**What needs to be done**
Exact output of all the records is required.

**Items from a dataset**
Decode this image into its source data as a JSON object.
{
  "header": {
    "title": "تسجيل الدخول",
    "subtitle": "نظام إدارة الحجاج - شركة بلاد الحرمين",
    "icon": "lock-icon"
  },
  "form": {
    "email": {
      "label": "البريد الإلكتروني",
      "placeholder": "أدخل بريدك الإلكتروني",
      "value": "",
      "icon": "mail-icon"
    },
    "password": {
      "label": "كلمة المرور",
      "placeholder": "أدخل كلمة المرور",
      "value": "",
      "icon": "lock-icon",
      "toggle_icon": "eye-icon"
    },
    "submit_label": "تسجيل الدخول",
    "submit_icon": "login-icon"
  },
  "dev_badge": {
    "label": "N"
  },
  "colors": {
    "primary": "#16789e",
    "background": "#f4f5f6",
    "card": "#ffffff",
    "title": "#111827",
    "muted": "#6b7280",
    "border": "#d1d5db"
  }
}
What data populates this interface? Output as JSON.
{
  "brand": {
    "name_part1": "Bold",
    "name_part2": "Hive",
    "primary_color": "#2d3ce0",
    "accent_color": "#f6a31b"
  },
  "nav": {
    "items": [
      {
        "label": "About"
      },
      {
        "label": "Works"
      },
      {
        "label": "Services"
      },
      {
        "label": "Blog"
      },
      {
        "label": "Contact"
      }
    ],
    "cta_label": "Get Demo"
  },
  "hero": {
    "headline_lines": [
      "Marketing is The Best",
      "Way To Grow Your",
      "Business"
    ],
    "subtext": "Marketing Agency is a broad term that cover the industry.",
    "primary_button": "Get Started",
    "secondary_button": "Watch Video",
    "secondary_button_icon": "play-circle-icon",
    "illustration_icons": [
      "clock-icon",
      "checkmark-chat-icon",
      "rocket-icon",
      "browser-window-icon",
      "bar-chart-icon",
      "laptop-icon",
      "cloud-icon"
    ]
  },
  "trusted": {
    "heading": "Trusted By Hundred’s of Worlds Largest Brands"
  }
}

**Task solution**
Decode this image into its source data as a JSON object.
{
  "header": {
    "title": "تسجيل الدخول",
    "subtitle": "نظام إدارة الحجاج - شركة بلاد الحرمين",
    "icon": "lock-icon"
  },
  "form": {
    "email": {
      "label": "البريد الإلكتروني",
      "placeholder": "أدخل بريدك الإلكتروني",
      "value": "",
      "icon": "mail-icon"
    },
    "password": {
      "label": "كلمة المرور",
      "placeholder": "أدخل كلمة المرور",
      "value": "",
      "icon": "lock-icon",
      "toggle_icon": "eye-icon"
    },
    "submit_label": "تسجيل الدخول",
    "submit_icon": "login-icon"
  },
  "dev_badge": {
    "label": "N"
  },
  "colors": {
    "primary": "#16789e",
    "background": "#f4f5f6",
    "card": "#ffffff",
    "title": "#111827",
    "muted": "#6b7280",
    "border": "#d1d5db"
  }
}
What data populates this interface? Output as JSON.
{
  "brand": {
    "name_part1": "Bold",
    "name_part2": "Hive",
    "primary_color": "#2d3ce0",
    "accent_color": "#f6a31b"
  },
  "nav": {
    "items": [
      {
        "label": "About"
      },
      {
        "label": "Works"
      },
      {
        "label": "Services"
      },
      {
        "label": "Blog"
      },
      {
        "label": "Contact"
      }
    ],
    "cta_label": "Get Demo"
  },
  "hero": {
    "headline_lines": [
      "Marketing is The Best",
      "Way To Grow Your",
      "Business"
    ],
    "subtext": "Marketing Agency is a broad term that cover the industry.",
    "primary_button": "Get Started",
    "secondary_button": "Watch Video",
    "secondary_button_icon": "play-circle-icon",
    "illustration_icons": [
      "clock-icon",
      "checkmark-chat-icon",
      "rocket-icon",
      "browser-window-icon",
      "bar-chart-icon",
      "laptop-icon",
      "cloud-icon"
    ]
  },
  "trusted": {
    "heading": "Trusted By Hundred’s of Worlds Largest Brands"
  }
}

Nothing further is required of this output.